A MARBELLA investigating judge has concluded that animal charity Triple A slaughtered animals ‘in a massive and unjustified manner’.
The judge has ordered that the case against the sanctuary continues, accusing the charity of killing animals ‘for economic benefit’ over a period of five years.
Five employees will continue to be investigated while another 14 will remain sacked, the judge ordered.
According to Diario Sur, in the order, issued on September 18, the judge says the defendants may have committed the crimes of animal abuse, documentary falsification, misappropriation of funds, fraud and more.
In his conclusions, and after three years of investigation, the judge believes that from 2011 to at least 2016, and under the direction of the then president Bettinna P., animals were slaughtered ‘in a massive and unjustified way’, with the sole purpose of reducing costs.
These killings, according to the judge, were made mainly by the then president, who gave the necessary orders and without a vet present.
Bettina herself, according to the document, administered the euthanasia products to the animals, despite not being trained to do so.

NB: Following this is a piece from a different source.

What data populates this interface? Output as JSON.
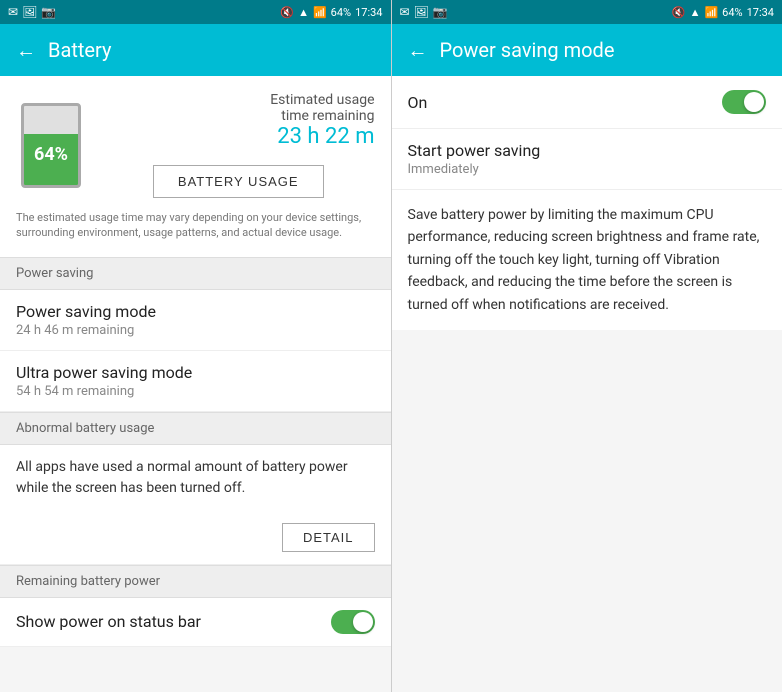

Doses of the product were inoculated below what was indicated in the guidelines, although just sufficient enough to cause death.
The order details how she allegedly failed to sedate the animals and did not administer the drugs intravenously.
This meant the animals were subjected to a slow and agonising death, according to the judge.
The document also notes that many healthy animals were put down.
Often they were young (mainly puppies), while some had been delivered to the centre only days or even hours beforehand.
The judge said there was nothing to justify their deaths, except lack of space in the centre.
The document also claims that Andrea D, the then vice president, would select which cats to sacrifice, and that there was a preference for black cats.
President Bettina would then carry out the killing herself or give orders for it to be done.
The number of animals killed is not mentioned in the document, although it is described as ‘a disproportionate amount of animals.’
According to the court, those under investigation ordered huge quantities of euthanasia products.
They were initially supplied by prescriptions from a vet, but president Bettina soon allegedly began ‘falsifying the signature of the vet association.’
The animals killed were recorded as having died by disease.
According to the document, many animals which arrived at the shelter or which were obtained ‘irregularly’ were sent for adoption to other countries, mainly Germany and Finland.
The judge said the defendants extracted microchips from animals and told owners looking for their pets that they did not have them.
There is no record of the income earned from these adoptions – which Andrea D was in charge of – in the accounts of Triple A.
The judge added that the charity breached the law because it promoted itself as a zero slaughter shelter and obtained donations on the premise of that pledge.
The investigation continues.